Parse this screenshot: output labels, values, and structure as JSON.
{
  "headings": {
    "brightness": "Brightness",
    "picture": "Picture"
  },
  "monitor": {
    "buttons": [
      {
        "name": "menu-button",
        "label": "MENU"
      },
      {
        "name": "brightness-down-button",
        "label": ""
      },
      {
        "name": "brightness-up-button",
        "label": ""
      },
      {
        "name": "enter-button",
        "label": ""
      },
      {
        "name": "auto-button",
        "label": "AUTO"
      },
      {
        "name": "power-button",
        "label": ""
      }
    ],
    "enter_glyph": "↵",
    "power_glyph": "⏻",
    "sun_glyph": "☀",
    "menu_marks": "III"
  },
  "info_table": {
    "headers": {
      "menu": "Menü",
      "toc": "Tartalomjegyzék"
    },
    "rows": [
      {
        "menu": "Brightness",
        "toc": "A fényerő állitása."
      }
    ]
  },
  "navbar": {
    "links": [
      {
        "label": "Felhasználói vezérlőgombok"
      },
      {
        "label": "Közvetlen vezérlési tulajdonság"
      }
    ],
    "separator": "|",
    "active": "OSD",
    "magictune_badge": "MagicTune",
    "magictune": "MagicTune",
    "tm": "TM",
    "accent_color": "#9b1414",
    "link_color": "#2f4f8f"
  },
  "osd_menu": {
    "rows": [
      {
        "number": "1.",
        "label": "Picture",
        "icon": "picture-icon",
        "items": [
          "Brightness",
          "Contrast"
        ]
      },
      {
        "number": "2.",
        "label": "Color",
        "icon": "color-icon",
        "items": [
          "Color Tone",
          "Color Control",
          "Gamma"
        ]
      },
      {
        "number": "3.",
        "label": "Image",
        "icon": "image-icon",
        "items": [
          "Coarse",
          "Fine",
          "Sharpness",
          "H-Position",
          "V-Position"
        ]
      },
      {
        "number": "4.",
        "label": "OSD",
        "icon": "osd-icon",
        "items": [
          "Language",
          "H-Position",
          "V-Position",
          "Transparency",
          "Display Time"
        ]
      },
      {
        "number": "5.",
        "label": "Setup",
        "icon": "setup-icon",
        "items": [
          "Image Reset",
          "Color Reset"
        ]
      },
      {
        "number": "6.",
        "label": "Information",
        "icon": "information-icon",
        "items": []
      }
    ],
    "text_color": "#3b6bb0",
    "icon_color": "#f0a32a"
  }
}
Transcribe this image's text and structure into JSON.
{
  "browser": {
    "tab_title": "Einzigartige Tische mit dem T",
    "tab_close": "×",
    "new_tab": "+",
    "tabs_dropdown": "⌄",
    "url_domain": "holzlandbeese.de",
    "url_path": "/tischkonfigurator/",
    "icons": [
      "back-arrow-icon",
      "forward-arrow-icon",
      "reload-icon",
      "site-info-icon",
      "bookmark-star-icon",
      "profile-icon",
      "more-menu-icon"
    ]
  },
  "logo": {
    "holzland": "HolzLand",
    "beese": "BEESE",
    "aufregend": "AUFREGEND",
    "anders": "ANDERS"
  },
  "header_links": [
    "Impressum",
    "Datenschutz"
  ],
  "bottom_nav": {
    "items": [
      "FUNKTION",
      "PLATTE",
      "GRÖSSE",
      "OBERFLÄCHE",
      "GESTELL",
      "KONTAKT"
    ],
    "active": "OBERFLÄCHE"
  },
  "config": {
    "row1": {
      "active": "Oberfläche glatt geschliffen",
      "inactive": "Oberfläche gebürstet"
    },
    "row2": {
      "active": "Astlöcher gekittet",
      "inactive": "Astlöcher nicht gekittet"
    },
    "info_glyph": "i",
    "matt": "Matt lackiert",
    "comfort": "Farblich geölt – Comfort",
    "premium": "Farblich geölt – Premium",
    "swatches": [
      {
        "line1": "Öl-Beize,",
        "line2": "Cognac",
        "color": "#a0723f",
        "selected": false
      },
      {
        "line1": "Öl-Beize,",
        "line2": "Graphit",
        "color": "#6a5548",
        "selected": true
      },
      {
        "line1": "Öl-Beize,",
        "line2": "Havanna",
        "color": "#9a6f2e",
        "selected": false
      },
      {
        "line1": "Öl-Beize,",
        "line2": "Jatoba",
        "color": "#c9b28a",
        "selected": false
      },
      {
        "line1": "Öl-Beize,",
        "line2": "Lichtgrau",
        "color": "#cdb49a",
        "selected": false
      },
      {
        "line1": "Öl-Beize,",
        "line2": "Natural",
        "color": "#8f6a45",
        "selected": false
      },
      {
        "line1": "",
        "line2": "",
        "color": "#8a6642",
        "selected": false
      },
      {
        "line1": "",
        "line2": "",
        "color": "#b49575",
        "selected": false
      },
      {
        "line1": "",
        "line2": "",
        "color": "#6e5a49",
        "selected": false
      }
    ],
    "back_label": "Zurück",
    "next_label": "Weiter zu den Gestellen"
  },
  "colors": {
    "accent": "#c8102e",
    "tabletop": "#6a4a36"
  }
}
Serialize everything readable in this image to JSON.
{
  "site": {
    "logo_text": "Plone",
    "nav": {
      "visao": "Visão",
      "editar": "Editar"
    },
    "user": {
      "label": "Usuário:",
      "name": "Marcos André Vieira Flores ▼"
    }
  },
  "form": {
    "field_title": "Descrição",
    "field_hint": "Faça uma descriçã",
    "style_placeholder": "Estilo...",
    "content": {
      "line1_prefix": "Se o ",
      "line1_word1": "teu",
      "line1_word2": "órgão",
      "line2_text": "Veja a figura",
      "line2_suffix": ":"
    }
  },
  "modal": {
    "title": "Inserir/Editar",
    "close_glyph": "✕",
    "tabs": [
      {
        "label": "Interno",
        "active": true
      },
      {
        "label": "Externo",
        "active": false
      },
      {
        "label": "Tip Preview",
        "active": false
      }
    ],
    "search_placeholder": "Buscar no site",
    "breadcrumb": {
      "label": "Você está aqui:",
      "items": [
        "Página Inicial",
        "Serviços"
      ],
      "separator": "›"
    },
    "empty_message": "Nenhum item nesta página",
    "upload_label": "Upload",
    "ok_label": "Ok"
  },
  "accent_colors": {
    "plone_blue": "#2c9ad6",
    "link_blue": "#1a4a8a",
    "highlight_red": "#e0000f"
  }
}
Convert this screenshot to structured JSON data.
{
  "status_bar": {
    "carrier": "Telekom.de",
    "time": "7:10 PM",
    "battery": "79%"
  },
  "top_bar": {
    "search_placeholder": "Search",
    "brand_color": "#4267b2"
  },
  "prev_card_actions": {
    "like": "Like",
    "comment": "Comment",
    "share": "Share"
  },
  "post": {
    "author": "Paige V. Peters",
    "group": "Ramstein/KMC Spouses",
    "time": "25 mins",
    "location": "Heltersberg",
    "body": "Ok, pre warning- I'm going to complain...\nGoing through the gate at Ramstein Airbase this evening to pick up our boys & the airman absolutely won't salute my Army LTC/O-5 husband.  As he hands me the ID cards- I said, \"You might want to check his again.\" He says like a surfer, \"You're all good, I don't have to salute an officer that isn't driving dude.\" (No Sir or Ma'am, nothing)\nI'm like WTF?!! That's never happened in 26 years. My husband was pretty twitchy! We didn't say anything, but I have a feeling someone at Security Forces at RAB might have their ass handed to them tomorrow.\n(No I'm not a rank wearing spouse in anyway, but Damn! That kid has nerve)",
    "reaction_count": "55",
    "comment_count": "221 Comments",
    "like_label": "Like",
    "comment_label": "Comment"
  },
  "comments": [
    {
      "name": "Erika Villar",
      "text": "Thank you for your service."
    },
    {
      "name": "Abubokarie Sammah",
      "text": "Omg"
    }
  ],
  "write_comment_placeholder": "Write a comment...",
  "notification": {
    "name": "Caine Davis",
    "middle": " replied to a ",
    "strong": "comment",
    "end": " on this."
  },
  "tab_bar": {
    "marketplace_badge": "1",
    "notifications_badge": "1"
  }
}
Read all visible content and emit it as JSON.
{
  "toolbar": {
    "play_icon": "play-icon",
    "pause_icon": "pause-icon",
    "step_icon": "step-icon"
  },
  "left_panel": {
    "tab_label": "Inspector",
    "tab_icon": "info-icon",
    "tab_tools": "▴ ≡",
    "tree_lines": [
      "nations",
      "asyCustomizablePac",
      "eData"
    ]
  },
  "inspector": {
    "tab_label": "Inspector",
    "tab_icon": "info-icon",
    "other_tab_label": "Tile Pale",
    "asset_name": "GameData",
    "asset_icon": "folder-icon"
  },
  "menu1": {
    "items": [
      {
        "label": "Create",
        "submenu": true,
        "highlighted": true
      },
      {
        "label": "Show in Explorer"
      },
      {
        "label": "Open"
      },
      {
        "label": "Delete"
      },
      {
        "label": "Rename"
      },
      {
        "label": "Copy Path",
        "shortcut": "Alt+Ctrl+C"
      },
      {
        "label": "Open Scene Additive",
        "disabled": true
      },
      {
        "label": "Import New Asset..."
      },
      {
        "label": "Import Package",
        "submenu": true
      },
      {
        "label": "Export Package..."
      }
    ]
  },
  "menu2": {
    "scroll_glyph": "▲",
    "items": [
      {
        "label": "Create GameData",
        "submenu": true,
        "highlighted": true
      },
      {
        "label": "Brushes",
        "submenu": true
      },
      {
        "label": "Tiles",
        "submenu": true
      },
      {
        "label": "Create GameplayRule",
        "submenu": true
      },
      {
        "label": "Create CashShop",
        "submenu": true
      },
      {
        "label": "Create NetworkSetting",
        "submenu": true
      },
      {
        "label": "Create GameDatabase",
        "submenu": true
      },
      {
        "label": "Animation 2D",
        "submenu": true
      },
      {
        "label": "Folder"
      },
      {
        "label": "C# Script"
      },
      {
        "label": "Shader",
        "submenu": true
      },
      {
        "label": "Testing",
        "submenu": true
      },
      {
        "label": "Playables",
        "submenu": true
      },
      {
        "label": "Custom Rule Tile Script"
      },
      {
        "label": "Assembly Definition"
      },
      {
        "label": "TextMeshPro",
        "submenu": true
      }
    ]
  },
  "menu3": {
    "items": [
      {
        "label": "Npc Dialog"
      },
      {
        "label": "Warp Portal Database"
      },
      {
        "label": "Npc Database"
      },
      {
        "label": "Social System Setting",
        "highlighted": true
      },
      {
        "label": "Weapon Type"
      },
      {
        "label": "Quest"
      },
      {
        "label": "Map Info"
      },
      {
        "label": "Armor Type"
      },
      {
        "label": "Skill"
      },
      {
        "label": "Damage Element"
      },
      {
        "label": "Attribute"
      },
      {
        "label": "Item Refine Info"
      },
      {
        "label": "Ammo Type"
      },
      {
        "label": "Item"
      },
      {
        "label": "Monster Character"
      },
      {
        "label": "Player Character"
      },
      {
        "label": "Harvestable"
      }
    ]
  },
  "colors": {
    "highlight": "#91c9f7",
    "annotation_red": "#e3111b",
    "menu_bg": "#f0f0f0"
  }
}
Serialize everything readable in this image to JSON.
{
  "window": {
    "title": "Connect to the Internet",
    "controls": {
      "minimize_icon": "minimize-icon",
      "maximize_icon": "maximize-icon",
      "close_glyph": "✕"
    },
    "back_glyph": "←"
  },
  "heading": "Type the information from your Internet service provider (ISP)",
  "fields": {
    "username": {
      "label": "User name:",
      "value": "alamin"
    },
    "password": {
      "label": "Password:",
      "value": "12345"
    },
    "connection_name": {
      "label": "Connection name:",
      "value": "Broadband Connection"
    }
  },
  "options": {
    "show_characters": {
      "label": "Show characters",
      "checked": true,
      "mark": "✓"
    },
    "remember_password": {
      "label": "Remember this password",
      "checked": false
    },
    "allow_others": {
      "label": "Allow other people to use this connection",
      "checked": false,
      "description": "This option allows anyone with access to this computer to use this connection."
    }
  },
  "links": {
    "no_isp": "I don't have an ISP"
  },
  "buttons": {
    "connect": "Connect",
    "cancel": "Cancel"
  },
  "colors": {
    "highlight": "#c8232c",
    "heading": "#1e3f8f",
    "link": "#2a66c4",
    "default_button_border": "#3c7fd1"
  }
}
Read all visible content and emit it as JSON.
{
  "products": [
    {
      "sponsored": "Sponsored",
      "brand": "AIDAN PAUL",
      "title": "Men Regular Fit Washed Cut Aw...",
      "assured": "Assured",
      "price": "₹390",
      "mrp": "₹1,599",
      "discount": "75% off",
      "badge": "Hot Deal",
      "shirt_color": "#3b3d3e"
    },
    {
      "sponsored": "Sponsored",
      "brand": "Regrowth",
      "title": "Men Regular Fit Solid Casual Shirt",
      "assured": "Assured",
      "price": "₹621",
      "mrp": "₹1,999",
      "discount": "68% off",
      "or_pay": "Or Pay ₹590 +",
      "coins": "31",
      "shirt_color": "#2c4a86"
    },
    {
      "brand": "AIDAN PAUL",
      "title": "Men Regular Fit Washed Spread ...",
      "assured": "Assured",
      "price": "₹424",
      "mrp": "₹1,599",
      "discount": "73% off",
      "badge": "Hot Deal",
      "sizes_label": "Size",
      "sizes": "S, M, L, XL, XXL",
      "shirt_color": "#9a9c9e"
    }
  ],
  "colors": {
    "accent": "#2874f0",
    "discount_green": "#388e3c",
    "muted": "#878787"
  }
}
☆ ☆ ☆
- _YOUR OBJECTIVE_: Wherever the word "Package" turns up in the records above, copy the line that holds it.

- _ANSWER FOR THE TASK_:
        "label": "Import Package",
        "label": "Export Package..."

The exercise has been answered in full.